**EXERCISE GOAL:** Using the records below, find every line that includes "CCEApp" and copy it.

-------- EXERCISE INPUT

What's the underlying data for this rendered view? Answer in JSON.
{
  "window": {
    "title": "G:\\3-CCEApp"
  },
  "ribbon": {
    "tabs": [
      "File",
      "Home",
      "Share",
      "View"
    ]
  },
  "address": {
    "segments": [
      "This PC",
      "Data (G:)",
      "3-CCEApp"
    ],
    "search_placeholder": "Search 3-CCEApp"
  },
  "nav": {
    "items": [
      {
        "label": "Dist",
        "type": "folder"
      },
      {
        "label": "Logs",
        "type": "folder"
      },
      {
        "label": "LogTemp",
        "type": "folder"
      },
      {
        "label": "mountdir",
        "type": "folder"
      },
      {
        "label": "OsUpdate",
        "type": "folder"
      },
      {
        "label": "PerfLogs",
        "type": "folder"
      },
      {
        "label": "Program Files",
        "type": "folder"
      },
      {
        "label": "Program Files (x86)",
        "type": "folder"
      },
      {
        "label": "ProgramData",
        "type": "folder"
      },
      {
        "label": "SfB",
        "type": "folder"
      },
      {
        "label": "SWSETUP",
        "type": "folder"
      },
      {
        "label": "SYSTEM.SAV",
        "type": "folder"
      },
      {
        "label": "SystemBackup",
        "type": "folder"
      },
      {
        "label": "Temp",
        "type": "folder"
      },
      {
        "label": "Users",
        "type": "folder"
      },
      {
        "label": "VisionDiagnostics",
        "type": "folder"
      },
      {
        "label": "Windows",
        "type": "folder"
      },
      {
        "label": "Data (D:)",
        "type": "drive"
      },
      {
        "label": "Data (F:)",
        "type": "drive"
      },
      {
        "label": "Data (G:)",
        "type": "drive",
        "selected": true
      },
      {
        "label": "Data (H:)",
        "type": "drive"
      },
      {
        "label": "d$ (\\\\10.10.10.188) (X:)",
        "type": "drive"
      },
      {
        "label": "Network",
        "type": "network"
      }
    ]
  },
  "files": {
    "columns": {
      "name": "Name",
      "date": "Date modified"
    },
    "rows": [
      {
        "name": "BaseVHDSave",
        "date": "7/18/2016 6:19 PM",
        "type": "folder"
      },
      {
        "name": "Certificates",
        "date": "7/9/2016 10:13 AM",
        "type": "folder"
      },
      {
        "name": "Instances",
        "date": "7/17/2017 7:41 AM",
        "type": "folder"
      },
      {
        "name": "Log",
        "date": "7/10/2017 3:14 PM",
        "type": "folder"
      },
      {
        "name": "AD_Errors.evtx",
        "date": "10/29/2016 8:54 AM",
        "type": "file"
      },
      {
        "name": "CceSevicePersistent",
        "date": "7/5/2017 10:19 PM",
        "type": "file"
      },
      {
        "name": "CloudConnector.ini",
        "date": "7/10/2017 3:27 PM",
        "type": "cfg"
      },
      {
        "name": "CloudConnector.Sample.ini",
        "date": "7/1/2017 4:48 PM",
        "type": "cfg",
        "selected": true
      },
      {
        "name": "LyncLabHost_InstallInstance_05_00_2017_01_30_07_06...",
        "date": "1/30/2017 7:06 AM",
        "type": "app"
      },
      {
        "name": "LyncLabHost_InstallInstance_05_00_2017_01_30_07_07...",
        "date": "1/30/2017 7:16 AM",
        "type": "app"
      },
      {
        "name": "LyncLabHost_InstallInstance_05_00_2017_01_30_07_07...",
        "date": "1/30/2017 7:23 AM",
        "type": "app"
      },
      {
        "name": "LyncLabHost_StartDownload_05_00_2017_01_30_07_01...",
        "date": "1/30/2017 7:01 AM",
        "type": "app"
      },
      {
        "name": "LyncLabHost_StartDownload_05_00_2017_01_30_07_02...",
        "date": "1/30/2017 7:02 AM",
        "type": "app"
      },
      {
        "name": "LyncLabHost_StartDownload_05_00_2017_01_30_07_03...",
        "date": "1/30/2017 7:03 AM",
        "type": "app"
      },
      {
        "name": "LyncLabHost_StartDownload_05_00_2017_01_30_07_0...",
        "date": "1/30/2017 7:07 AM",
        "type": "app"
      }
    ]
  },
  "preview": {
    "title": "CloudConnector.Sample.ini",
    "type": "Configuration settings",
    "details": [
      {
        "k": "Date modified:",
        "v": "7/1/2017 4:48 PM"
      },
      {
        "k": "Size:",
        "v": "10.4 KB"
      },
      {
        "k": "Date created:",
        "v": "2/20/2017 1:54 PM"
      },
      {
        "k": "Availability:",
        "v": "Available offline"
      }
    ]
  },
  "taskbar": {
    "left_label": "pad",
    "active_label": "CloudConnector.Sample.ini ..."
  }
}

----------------

**EXPECTED OUTPUT:**
    "title": "G:\\3-CCEApp"
      "3-CCEApp"
    "search_placeholder": "Search 3-CCEApp"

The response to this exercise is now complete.